(18.) In her careful studies of the paintings in the Grotte of Chauvet, the prehistorian
Valerie Feruglio traces an evolution of techniques as well as radical innovations, some of them clearly motivated by the structure of the material painted upon.
The great Australian archaeologist, Gordon Childe, summed it all up with simple elegance in his valedictory address when he retired from his London Chair in 1958: The prehistorian
, like any other historian, should aim not 'only to describe, but also to explain: historical description should be at the same time explanatory.
In Rites of the Gods (1981) British prehistorian
Aubrey Burl concluded, "At Newgrange ...
In 1987 a sensational "discovery" was made by a Sydney University team, led by Australia's most celebrated prehistorian
With regard to the published record on the Temuan, American medical anthropologist and prehistorian
Frederick Dunn has made a major contribution with his study of forest collecting (Chapter 6 "Forest Product Collecting and Trade in Modern Malaya" of his 1975 work Rain-forest Collectors and Traders: A Study of Resource Utilization in Modern and Ancient Malaya).(191) Shortly after the publication of Dunn's study came Patricia Gall's "Temuan Socio-economic Change: An Ecological Model" (1977)(192) and then, in 1979, Malaysian anthropologist Alberto Gomes's The Paya Lebar Temuans: A Demographic Study (1979)(193) (much of the latter incorporated into his already-mentioned Ecological Adaptation and Population Change: Semang Foragers and Temuan Horticulturalists in West Malaysia of 1982).
"In the stone age," said ruggedly handsome on-site prehistorian
(really!) Klint Janulis.
Quite soon the Estonian prehistorian
Harry Moora reached the conclusion that the cultural life in the Early Metal Ages was against all expectations a very active and developed one, and vividly benefitting from intercultural contacts.
, Margaret Ehrenberg, has argued convincingly against Gimbutas and her spiritual feminist followers.
For a prehistorian
these will be familiar themes, but will surely be confusing to other readers.
Three quarters of a century ago, the prehistorian

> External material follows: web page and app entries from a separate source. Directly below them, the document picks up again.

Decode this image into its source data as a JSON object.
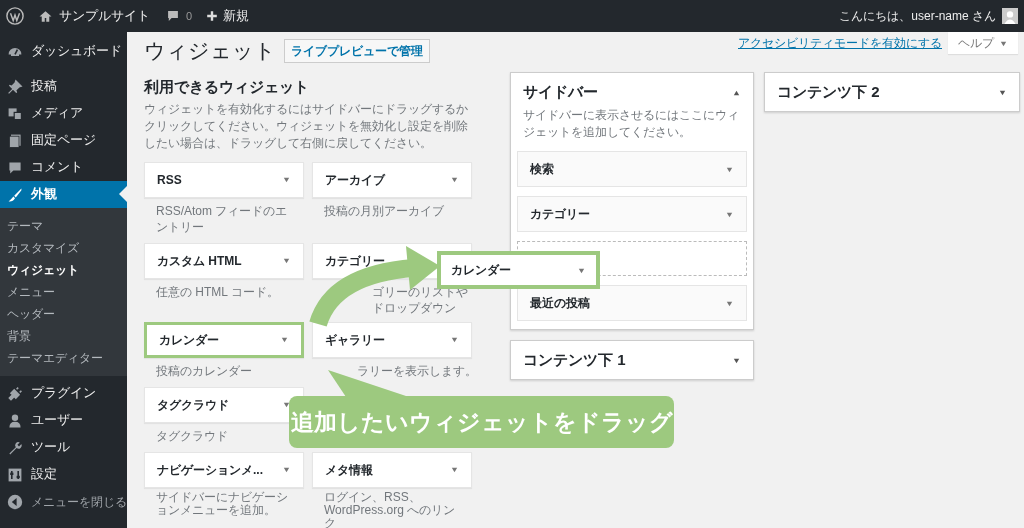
{
  "admin_bar": {
    "site_name": "サンプルサイト",
    "comments": "0",
    "new": "新規",
    "greeting": "こんにちは、user-name さん"
  },
  "menu": [
    {
      "label": "ダッシュボード",
      "selected": false
    },
    {
      "label": "投稿",
      "selected": false
    },
    {
      "label": "メディア",
      "selected": false
    },
    {
      "label": "固定ページ",
      "selected": false
    },
    {
      "label": "コメント",
      "selected": false
    },
    {
      "label": "外観",
      "selected": true,
      "children": [
        {
          "label": "テーマ",
          "selected": false
        },
        {
          "label": "カスタマイズ",
          "selected": false
        },
        {
          "label": "ウィジェット",
          "selected": true
        },
        {
          "label": "メニュー",
          "selected": false
        },
        {
          "label": "ヘッダー",
          "selected": false
        },
        {
          "label": "背景",
          "selected": false
        },
        {
          "label": "テーマエディター",
          "selected": false
        }
      ]
    },
    {
      "label": "プラグイン",
      "selected": false
    },
    {
      "label": "ユーザー",
      "selected": false
    },
    {
      "label": "ツール",
      "selected": false
    },
    {
      "label": "設定",
      "selected": false
    }
  ],
  "collapse_menu": "メニューを閉じる",
  "screen_links": {
    "accessibility": "アクセシビリティモードを有効にする",
    "help": "ヘルプ"
  },
  "page": {
    "title": "ウィジェット",
    "action": "ライブプレビューで管理"
  },
  "available": {
    "heading": "利用できるウィジェット",
    "description": "ウィジェットを有効化するにはサイドバーにドラッグするかクリックしてください。ウィジェットを無効化し設定を削除したい場合は、ドラッグして右側に戻してください。",
    "widgets": [
      {
        "title": "RSS",
        "description": "RSS/Atom フィードのエントリー",
        "dragging": false
      },
      {
        "title": "アーカイブ",
        "description": "投稿の月別アーカイブ",
        "dragging": false
      },
      {
        "title": "カスタム HTML",
        "description": "任意の HTML コード。",
        "dragging": false
      },
      {
        "title": "カテゴリー",
        "description": "ゴリーのリストやドロップダウン",
        "dragging": false,
        "caret_visible": false
      },
      {
        "title": "カレンダー",
        "description": "投稿のカレンダー",
        "dragging": true
      },
      {
        "title": "ギャラリー",
        "description": "ラリーを表示します。",
        "dragging": false
      },
      {
        "title": "タグクラウド",
        "description": "タグクラウド",
        "dragging": false
      },
      {
        "kind": "covered"
      },
      {
        "title": "ナビゲーションメ...",
        "description": "サイドバーにナビゲーションメニューを追加。",
        "dragging": false
      },
      {
        "title": "メタ情報",
        "description": "ログイン、RSS、WordPress.org へのリンク",
        "dragging": false
      }
    ]
  },
  "areas": [
    {
      "title": "サイドバー",
      "expanded": true,
      "description": "サイドバーに表示させるにはここにウィジェットを追加してください。",
      "widgets": [
        {
          "title": "検索",
          "kind": "widget"
        },
        {
          "title": "カテゴリー",
          "kind": "widget"
        },
        {
          "kind": "drop_target"
        },
        {
          "title": "最近の投稿",
          "kind": "widget"
        }
      ]
    },
    {
      "title": "コンテンツ下 1",
      "expanded": false
    },
    {
      "title": "コンテンツ下 2",
      "expanded": false
    }
  ],
  "overlay": {
    "dragged_widget": "カレンダー",
    "callout": "追加したいウィジェットをドラッグ"
  }
}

Vere Gordon Childe (1892-1957), a genius at popularizing archaeology, wrote of a 'Neolithic Revolution' in southwestern Asia, which saw people domesticate crops and animals and settle down in permanent villages, a development that he claimed to have taken place in southwestern Asia around 4,000 BC.